Wednesday, December 9, 2015

U.T. Politburo continues BLOWING SMOKE in Wallace Hall's LAWSUIT Hearing

Regent Wallace Hall testifies this afternoon

"And let us not grow weary while doing good, for in due season we shall reap if we do not lose heart."
Galatians 6:9

Travis County Courthouse -- It takes a special combination of arrogance, incompetence, and mendacity for an organization to a defendant in two MAJOR court cases in one day separated by 1500 miles.  Today, the University of Texas earned that dubious distinction.  We will leave it to others to comment on Fischer v. University of Texas in Washington D.C.; we were in Austin for the district court hearing in Hall v. McRaven.

Today's lawsuit springs out of the University's refusal to grant Regent Wallace Hall access to records from an external investigation into corruption in the admissions process.  Last February, the University received a report compiled by Kroll Associates ('The Kroll Report') that documented political favoritism via the office of disgraced former UT-Austin President Bill Powers in the admissions process.  Subsequent press reports have detailed political favoritism far beyond anything reported by Kroll.

Today's hearing revolved around which records Regent Hall is allowed to review as part of his fiduciary responsibility to the University.  Regent Hall's legal team argued that for him to be able to root out improper influence from legislators and other Regents, he needed to be able to review SAT scores and GPA for the relevant candidates.  The University countered that student specific data was prohibited from disclosure under the Family and Educational Rights and Privacy Act of 1974 (FERPA).

University General Council Dan Sharphorn was the University's 'star' witness.  For two hours, he filibustered using circular reasoning and non-sequiters on the relationship between FERPA and the fiduciary duty of a University Regent.  Sharphorn routinely "did not know," "could not recall," and "was not positive" under questioning from Hall's attorneys.  Sharphorn refused to give a straight answer as to how he would define a "legitimate educational interest" as it pertains to the Kroll report.  Hall's lawyers got Sharphorn to admit his office missed the extent of political favoritism in the admissions process in it's own investigation until a whistle-blower came forward.  By the end of Sharphorn's testimony, it was clear that "student privacy" was a euphemism for 'cover-up,' and "I do not recall" was a euphemism for "F[REDACTED]K YOU."

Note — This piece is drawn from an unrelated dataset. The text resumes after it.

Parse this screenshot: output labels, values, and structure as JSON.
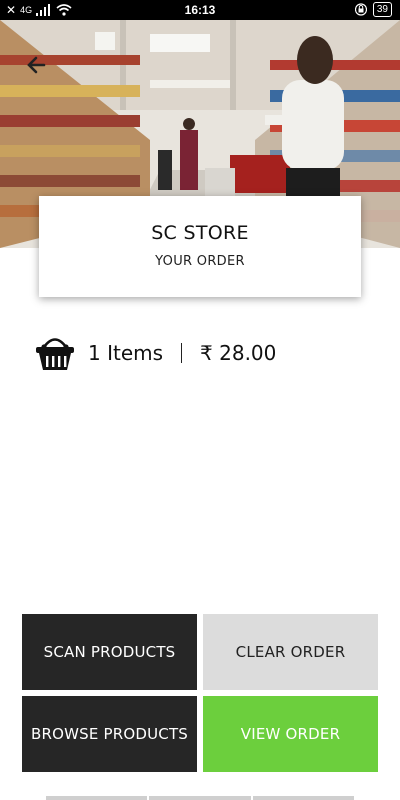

University of Texas Chancellor Bill McRaven, the defendant in the case, testified next.  McRaven referred to his previous military career seven times, including three mentions of his role in the bin Laden raid, yet he never mentioned his role covering up the deaths of SEAL Team 6.  McRaven spent considerable time discussing the allegedly new admissions policy he shepherded through the Board of Regents following the Kroll Report.  McRaven notably failed to define the phrase "very rare" as it pertains to the allegedly new policy he was promoting so vociferously.  McRaven, who assumed his current position in January, was unfamiliar with the sequencing of events prior to his tenure.  McRaven didn't have a good answer to questions from Hall's attorney about Powers' insistence upon destroying the paper trail following admissions discussions.  All of McRaven's answers were variations upon the theme that the University was willing to provide Regent Hall with anything he requested so long as it could not confirm the accuracy and completeness of the Kroll report.

Hall faced questioning from his attorney at the end of the day.  He explained how, when he joined the Board in 2011, he vowed "not to be a rubber stamp."  He told how he first learned about the corrupt admissions process (and a separate 'forgivable loan' program) as part of an effort he lead to put University records online.  Regarding the Kroll Report specifically, Hall said his suspicions were aroused after former President Powers failed to identify certain "pressures" he claimed were placed upon his office.  In addition, that the Kroll Report exceeded the mandate it had been given by the University stimulated Hall's curiosity.  Unfortunately, the University's refusal to turn the relevant documents over to Hall makes him unable to verify the Kroll Report.  Time ran out on today's hearing before the University's lawyers could cross-examine Hall, but they will do so when the hearing resumes tomorrow.

Bottom Line: Today's hearing was more of the same BS we've come to expect from U.T. the past three years.  The hearing will resume tomorrow morning at 10 am.  Due to a prior commitment, we will not attend.


  1. Corruption in high places--in Austin and in Washington, D.C. We can change this. Let roll!